[Exercise requirements] Given the records below, set each one down again exactly as it reads.
Supplied material: Begin
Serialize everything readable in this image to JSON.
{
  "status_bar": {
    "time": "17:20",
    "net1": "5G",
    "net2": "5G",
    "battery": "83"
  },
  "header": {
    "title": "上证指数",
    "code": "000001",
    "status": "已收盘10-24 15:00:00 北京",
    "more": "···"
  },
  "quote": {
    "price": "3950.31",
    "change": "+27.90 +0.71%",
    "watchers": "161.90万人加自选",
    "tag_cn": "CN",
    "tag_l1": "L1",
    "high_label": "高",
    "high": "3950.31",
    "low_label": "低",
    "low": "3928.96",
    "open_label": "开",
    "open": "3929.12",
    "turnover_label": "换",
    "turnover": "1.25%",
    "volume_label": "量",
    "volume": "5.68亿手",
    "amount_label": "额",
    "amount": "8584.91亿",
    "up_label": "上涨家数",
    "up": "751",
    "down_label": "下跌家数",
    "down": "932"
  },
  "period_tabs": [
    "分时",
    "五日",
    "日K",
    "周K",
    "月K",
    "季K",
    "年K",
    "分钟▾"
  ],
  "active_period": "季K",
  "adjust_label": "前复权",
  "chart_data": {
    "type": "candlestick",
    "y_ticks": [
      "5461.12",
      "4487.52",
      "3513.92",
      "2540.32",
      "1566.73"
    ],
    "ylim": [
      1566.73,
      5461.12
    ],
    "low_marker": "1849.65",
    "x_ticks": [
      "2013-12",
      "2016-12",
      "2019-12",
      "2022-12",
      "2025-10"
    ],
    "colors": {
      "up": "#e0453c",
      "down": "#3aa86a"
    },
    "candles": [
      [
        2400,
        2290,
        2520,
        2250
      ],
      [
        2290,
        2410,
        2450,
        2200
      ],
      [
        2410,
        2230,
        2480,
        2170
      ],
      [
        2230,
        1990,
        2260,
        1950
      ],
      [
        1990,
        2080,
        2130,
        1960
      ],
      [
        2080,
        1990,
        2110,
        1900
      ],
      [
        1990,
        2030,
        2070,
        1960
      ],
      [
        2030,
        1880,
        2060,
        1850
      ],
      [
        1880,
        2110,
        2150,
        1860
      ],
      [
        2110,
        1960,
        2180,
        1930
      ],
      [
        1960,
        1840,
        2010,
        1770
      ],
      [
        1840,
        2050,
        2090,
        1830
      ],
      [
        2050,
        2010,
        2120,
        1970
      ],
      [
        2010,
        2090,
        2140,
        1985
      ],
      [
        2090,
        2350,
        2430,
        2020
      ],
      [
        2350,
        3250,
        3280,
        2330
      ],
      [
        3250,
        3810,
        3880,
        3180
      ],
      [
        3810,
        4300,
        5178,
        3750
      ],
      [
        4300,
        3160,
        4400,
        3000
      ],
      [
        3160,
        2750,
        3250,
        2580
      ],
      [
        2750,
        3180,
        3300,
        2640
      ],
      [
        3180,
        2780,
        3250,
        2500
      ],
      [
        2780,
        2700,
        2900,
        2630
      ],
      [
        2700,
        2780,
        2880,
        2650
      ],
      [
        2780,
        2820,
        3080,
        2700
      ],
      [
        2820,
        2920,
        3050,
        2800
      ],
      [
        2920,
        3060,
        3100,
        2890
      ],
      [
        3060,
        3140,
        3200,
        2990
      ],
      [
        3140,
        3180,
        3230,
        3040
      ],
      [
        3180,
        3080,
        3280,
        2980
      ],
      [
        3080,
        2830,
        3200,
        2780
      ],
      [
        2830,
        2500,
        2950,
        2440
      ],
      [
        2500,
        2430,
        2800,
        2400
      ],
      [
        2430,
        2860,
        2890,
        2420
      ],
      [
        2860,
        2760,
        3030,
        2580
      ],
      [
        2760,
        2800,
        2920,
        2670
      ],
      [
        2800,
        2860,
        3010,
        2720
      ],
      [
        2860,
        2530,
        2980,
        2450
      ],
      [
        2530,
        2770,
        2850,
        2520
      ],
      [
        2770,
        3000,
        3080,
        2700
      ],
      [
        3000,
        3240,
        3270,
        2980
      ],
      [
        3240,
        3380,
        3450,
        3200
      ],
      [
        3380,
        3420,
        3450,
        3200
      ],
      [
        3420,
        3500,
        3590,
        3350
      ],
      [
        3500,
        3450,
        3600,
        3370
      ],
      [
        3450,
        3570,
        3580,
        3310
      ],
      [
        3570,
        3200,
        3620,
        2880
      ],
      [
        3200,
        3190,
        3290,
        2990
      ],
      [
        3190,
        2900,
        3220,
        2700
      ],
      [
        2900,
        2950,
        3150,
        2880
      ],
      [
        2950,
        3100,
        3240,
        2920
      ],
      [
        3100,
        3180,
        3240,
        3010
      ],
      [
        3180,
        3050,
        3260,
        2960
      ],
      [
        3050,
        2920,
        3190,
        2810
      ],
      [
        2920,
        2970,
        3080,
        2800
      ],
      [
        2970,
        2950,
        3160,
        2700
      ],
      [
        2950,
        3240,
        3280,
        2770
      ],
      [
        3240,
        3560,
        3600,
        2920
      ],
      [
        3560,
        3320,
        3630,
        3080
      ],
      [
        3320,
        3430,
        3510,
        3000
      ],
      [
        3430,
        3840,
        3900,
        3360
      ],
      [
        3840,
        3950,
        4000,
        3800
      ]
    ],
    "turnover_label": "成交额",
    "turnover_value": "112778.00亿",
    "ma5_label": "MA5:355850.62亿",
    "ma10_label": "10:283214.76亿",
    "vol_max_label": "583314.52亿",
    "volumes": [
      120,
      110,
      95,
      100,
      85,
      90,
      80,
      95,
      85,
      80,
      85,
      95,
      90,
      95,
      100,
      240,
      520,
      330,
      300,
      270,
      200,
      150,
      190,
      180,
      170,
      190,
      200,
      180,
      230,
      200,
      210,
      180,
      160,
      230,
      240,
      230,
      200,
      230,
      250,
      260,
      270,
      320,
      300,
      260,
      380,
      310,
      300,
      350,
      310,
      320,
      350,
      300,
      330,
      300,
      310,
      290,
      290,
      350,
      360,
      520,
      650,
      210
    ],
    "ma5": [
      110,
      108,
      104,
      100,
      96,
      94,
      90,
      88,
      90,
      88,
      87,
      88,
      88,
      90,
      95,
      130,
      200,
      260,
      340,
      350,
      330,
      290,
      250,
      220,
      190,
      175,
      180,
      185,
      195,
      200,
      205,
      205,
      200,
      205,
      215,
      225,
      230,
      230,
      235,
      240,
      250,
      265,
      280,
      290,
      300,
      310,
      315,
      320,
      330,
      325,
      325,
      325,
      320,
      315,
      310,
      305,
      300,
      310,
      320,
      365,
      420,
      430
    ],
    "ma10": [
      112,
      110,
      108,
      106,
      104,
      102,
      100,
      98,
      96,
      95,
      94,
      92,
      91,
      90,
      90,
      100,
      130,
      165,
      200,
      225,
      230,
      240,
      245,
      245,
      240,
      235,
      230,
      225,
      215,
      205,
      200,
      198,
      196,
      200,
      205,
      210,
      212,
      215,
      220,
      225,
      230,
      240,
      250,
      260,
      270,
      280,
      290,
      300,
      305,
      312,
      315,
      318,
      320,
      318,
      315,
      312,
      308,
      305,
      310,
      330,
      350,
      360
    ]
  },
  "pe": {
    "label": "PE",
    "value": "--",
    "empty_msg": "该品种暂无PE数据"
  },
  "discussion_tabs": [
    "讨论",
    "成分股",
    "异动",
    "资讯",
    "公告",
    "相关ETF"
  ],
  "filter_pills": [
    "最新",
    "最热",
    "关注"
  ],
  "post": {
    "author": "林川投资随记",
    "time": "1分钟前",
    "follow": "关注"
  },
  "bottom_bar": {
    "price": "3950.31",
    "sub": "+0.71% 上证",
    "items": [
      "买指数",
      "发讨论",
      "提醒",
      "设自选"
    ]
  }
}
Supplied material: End
[Task answer]
Serialize everything readable in this image to JSON.
{
  "status_bar": {
    "time": "17:20",
    "net1": "5G",
    "net2": "5G",
    "battery": "83"
  },
  "header": {
    "title": "上证指数",
    "code": "000001",
    "status": "已收盘10-24 15:00:00 北京",
    "more": "···"
  },
  "quote": {
    "price": "3950.31",
    "change": "+27.90 +0.71%",
    "watchers": "161.90万人加自选",
    "tag_cn": "CN",
    "tag_l1": "L1",
    "high_label": "高",
    "high": "3950.31",
    "low_label": "低",
    "low": "3928.96",
    "open_label": "开",
    "open": "3929.12",
    "turnover_label": "换",
    "turnover": "1.25%",
    "volume_label": "量",
    "volume": "5.68亿手",
    "amount_label": "额",
    "amount": "8584.91亿",
    "up_label": "上涨家数",
    "up": "751",
    "down_label": "下跌家数",
    "down": "932"
  },
  "period_tabs": [
    "分时",
    "五日",
    "日K",
    "周K",
    "月K",
    "季K",
    "年K",
    "分钟▾"
  ],
  "active_period": "季K",
  "adjust_label": "前复权",
  "chart_data": {
    "type": "candlestick",
    "y_ticks": [
      "5461.12",
      "4487.52",
      "3513.92",
      "2540.32",
      "1566.73"
    ],
    "ylim": [
      1566.73,
      5461.12
    ],
    "low_marker": "1849.65",
    "x_ticks": [
      "2013-12",
      "2016-12",
      "2019-12",
      "2022-12",
      "2025-10"
    ],
    "colors": {
      "up": "#e0453c",
      "down": "#3aa86a"
    },
    "candles": [
      [
        2400,
        2290,
        2520,
        2250
      ],
      [
        2290,
        2410,
        2450,
        2200
      ],
      [
        2410,
        2230,
        2480,
        2170
      ],
      [
        2230,
        1990,
        2260,
        1950
      ],
      [
        1990,
        2080,
        2130,
        1960
      ],
      [
        2080,
        1990,
        2110,
        1900
      ],
      [
        1990,
        2030,
        2070,
        1960
      ],
      [
        2030,
        1880,
        2060,
        1850
      ],
      [
        1880,
        2110,
        2150,
        1860
      ],
      [
        2110,
        1960,
        2180,
        1930
      ],
      [
        1960,
        1840,
        2010,
        1770
      ],
      [
        1840,
        2050,
        2090,
        1830
      ],
      [
        2050,
        2010,
        2120,
        1970
      ],
      [
        2010,
        2090,
        2140,
        1985
      ],
      [
        2090,
        2350,
        2430,
        2020
      ],
      [
        2350,
        3250,
        3280,
        2330
      ],
      [
        3250,
        3810,
        3880,
        3180
      ],
      [
        3810,
        4300,
        5178,
        3750
      ],
      [
        4300,
        3160,
        4400,
        3000
      ],
      [
        3160,
        2750,
        3250,
        2580
      ],
      [
        2750,
        3180,
        3300,
        2640
      ],
      [
        3180,
        2780,
        3250,
        2500
      ],
      [
        2780,
        2700,
        2900,
        2630
      ],
      [
        2700,
        2780,
        2880,
        2650
      ],
      [
        2780,
        2820,
        3080,
        2700
      ],
      [
        2820,
        2920,
        3050,
        2800
      ],
      [
        2920,
        3060,
        3100,
        2890
      ],
      [
        3060,
        3140,
        3200,
        2990
      ],
      [
        3140,
        3180,
        3230,
        3040
      ],
      [
        3180,
        3080,
        3280,
        2980
      ],
      [
        3080,
        2830,
        3200,
        2780
      ],
      [
        2830,
        2500,
        2950,
        2440
      ],
      [
        2500,
        2430,
        2800,
        2400
      ],
      [
        2430,
        2860,
        2890,
        2420
      ],
      [
        2860,
        2760,
        3030,
        2580
      ],
      [
        2760,
        2800,
        2920,
        2670
      ],
      [
        2800,
        2860,
        3010,
        2720
      ],
      [
        2860,
        2530,
        2980,
        2450
      ],
      [
        2530,
        2770,
        2850,
        2520
      ],
      [
        2770,
        3000,
        3080,
        2700
      ],
      [
        3000,
        3240,
        3270,
        2980
      ],
      [
        3240,
        3380,
        3450,
        3200
      ],
      [
        3380,
        3420,
        3450,
        3200
      ],
      [
        3420,
        3500,
        3590,
        3350
      ],
      [
        3500,
        3450,
        3600,
        3370
      ],
      [
        3450,
        3570,
        3580,
        3310
      ],
      [
        3570,
        3200,
        3620,
        2880
      ],
      [
        3200,
        3190,
        3290,
        2990
      ],
      [
        3190,
        2900,
        3220,
        2700
      ],
      [
        2900,
        2950,
        3150,
        2880
      ],
      [
        2950,
        3100,
        3240,
        2920
      ],
      [
        3100,
        3180,
        3240,
        3010
      ],
      [
        3180,
        3050,
        3260,
        2960
      ],
      [
        3050,
        2920,
        3190,
        2810
      ],
      [
        2920,
        2970,
        3080,
        2800
      ],
      [
        2970,
        2950,
        3160,
        2700
      ],
      [
        2950,
        3240,
        3280,
        2770
      ],
      [
        3240,
        3560,
        3600,
        2920
      ],
      [
        3560,
        3320,
        3630,
        3080
      ],
      [
        3320,
        3430,
        3510,
        3000
      ],
      [
        3430,
        3840,
        3900,
        3360
      ],
      [
        3840,
        3950,
        4000,
        3800
      ]
    ],
    "turnover_label": "成交额",
    "turnover_value": "112778.00亿",
    "ma5_label": "MA5:355850.62亿",
    "ma10_label": "10:283214.76亿",
    "vol_max_label": "583314.52亿",
    "volumes": [
      120,
      110,
      95,
      100,
      85,
      90,
      80,
      95,
      85,
      80,
      85,
      95,
      90,
      95,
      100,
      240,
      520,
      330,
      300,
      270,
      200,
      150,
      190,
      180,
      170,
      190,
      200,
      180,
      230,
      200,
      210,
      180,
      160,
      230,
      240,
      230,
      200,
      230,
      250,
      260,
      270,
      320,
      300,
      260,
      380,
      310,
      300,
      350,
      310,
      320,
      350,
      300,
      330,
      300,
      310,
      290,
      290,
      350,
      360,
      520,
      650,
      210
    ],
    "ma5": [
      110,
      108,
      104,
      100,
      96,
      94,
      90,
      88,
      90,
      88,
      87,
      88,
      88,
      90,
      95,
      130,
      200,
      260,
      340,
      350,
      330,
      290,
      250,
      220,
      190,
      175,
      180,
      185,
      195,
      200,
      205,
      205,
      200,
      205,
      215,
      225,
      230,
      230,
      235,
      240,
      250,
      265,
      280,
      290,
      300,
      310,
      315,
      320,
      330,
      325,
      325,
      325,
      320,
      315,
      310,
      305,
      300,
      310,
      320,
      365,
      420,
      430
    ],
    "ma10": [
      112,
      110,
      108,
      106,
      104,
      102,
      100,
      98,
      96,
      95,
      94,
      92,
      91,
      90,
      90,
      100,
      130,
      165,
      200,
      225,
      230,
      240,
      245,
      245,
      240,
      235,
      230,
      225,
      215,
      205,
      200,
      198,
      196,
      200,
      205,
      210,
      212,
      215,
      220,
      225,
      230,
      240,
      250,
      260,
      270,
      280,
      290,
      300,
      305,
      312,
      315,
      318,
      320,
      318,
      315,
      312,
      308,
      305,
      310,
      330,
      350,
      360
    ]
  },
  "pe": {
    "label": "PE",
    "value": "--",
    "empty_msg": "该品种暂无PE数据"
  },
  "discussion_tabs": [
    "讨论",
    "成分股",
    "异动",
    "资讯",
    "公告",
    "相关ETF"
  ],
  "filter_pills": [
    "最新",
    "最热",
    "关注"
  ],
  "post": {
    "author": "林川投资随记",
    "time": "1分钟前",
    "follow": "关注"
  },
  "bottom_bar": {
    "price": "3950.31",
    "sub": "+0.71% 上证",
    "items": [
      "买指数",
      "发讨论",
      "提醒",
      "设自选"
    ]
  }
}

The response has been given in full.